Your task is to write out every line of the data exactly. Drop the pictures.

[MATERIAL SHOWN — start]

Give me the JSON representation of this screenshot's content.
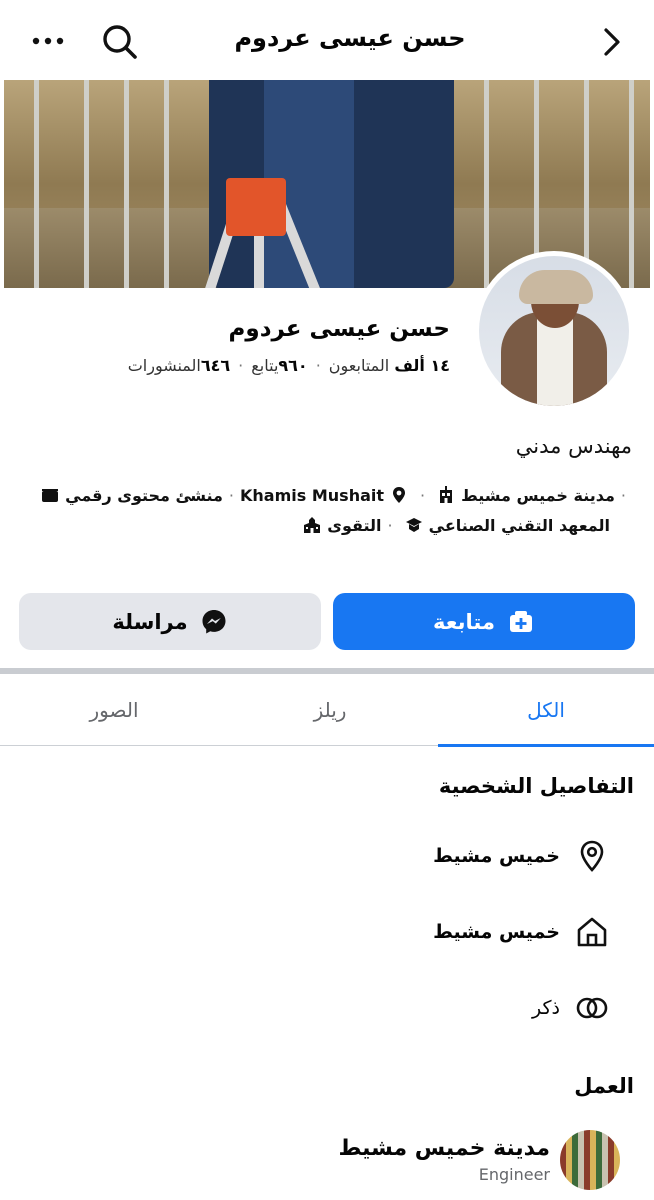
{
  "header": {
    "title": "حسن عيسى عردوم"
  },
  "profile": {
    "name": "حسن عيسى عردوم",
    "followers_count": "١٤ ألف",
    "followers_label": "المتابعون",
    "following_count": "٩٦٠",
    "following_label": "يتابع",
    "posts_count": "٦٤٦",
    "posts_label": "المنشورات",
    "bio": "مهندس مدني"
  },
  "details": {
    "row1": [
      "مدينة خميس مشيط",
      "Khamis Mushait",
      "منشئ محتوى رقمي"
    ],
    "row2": [
      "المعهد التقني الصناعي",
      "التقوى"
    ]
  },
  "actions": {
    "follow_label": "متابعة",
    "message_label": "مراسلة"
  },
  "tabs": [
    {
      "label": "الكل",
      "active": true
    },
    {
      "label": "ريلز",
      "active": false
    },
    {
      "label": "الصور",
      "active": false
    }
  ],
  "personal_details": {
    "title": "التفاصيل الشخصية",
    "location": "خميس مشيط",
    "hometown": "خميس مشيط",
    "gender": "ذكر"
  },
  "work": {
    "title": "العمل",
    "place": "مدينة خميس مشيط",
    "role": "Engineer"
  },
  "colors": {
    "accent": "#1877f2",
    "secondary_button": "#e4e6eb",
    "muted_text": "#65676b"
  }
}
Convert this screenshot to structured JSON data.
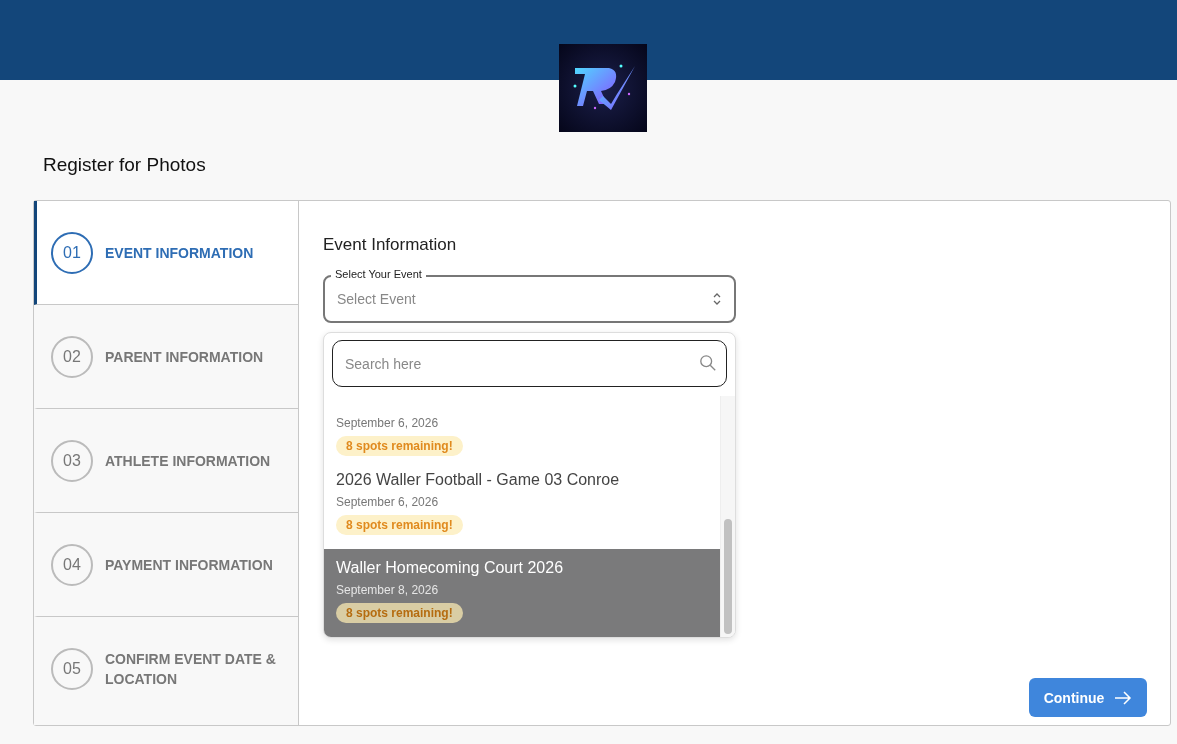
{
  "page_title": "Register for Photos",
  "steps": [
    {
      "number": "01",
      "label": "EVENT INFORMATION",
      "selected": true
    },
    {
      "number": "02",
      "label": "PARENT INFORMATION",
      "selected": false
    },
    {
      "number": "03",
      "label": "ATHLETE INFORMATION",
      "selected": false
    },
    {
      "number": "04",
      "label": "PAYMENT INFORMATION",
      "selected": false
    },
    {
      "number": "05",
      "label": "CONFIRM EVENT DATE & LOCATION",
      "selected": false
    }
  ],
  "section_title": "Event Information",
  "event_select": {
    "label": "Select Your Event",
    "placeholder": "Select Event",
    "expanded": true
  },
  "search": {
    "placeholder": "Search here"
  },
  "events": [
    {
      "date": "September 6, 2026",
      "badge": "8 spots remaining!",
      "selected": false
    },
    {
      "title": "2026 Waller Football - Game 03 Conroe",
      "date": "September 6, 2026",
      "badge": "8 spots remaining!",
      "selected": false
    },
    {
      "title": "Waller Homecoming Court 2026",
      "date": "September 8, 2026",
      "badge": "8 spots remaining!",
      "selected": true
    }
  ],
  "continue_button": "Continue"
}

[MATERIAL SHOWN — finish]

→ EXERCISE OUTPUT:
Give me the JSON representation of this screenshot's content.
{
  "header": {
    "title": "حسن عيسى عردوم"
  },
  "profile": {
    "name": "حسن عيسى عردوم",
    "followers_count": "١٤ ألف",
    "followers_label": "المتابعون",
    "following_count": "٩٦٠",
    "following_label": "يتابع",
    "posts_count": "٦٤٦",
    "posts_label": "المنشورات",
    "bio": "مهندس مدني"
  },
  "details": {
    "row1": [
      "مدينة خميس مشيط",
      "Khamis Mushait",
      "منشئ محتوى رقمي"
    ],
    "row2": [
      "المعهد التقني الصناعي",
      "التقوى"
    ]
  },
  "actions": {
    "follow_label": "متابعة",
    "message_label": "مراسلة"
  },
  "tabs": [
    {
      "label": "الكل",
      "active": true
    },
    {
      "label": "ريلز",
      "active": false
    },
    {
      "label": "الصور",
      "active": false
    }
  ],
  "personal_details": {
    "title": "التفاصيل الشخصية",
    "location": "خميس مشيط",
    "hometown": "خميس مشيط",
    "gender": "ذكر"
  },
  "work": {
    "title": "العمل",
    "place": "مدينة خميس مشيط",
    "role": "Engineer"
  },
  "colors": {
    "accent": "#1877f2",
    "secondary_button": "#e4e6eb",
    "muted_text": "#65676b"
  }
}
Convert this screenshot to structured JSON data.
{
  "page_title": "Register for Photos",
  "steps": [
    {
      "number": "01",
      "label": "EVENT INFORMATION",
      "selected": true
    },
    {
      "number": "02",
      "label": "PARENT INFORMATION",
      "selected": false
    },
    {
      "number": "03",
      "label": "ATHLETE INFORMATION",
      "selected": false
    },
    {
      "number": "04",
      "label": "PAYMENT INFORMATION",
      "selected": false
    },
    {
      "number": "05",
      "label": "CONFIRM EVENT DATE & LOCATION",
      "selected": false
    }
  ],
  "section_title": "Event Information",
  "event_select": {
    "label": "Select Your Event",
    "placeholder": "Select Event",
    "expanded": true
  },
  "search": {
    "placeholder": "Search here"
  },
  "events": [
    {
      "date": "September 6, 2026",
      "badge": "8 spots remaining!",
      "selected": false
    },
    {
      "title": "2026 Waller Football - Game 03 Conroe",
      "date": "September 6, 2026",
      "badge": "8 spots remaining!",
      "selected": false
    },
    {
      "title": "Waller Homecoming Court 2026",
      "date": "September 8, 2026",
      "badge": "8 spots remaining!",
      "selected": true
    }
  ],
  "continue_button": "Continue"
}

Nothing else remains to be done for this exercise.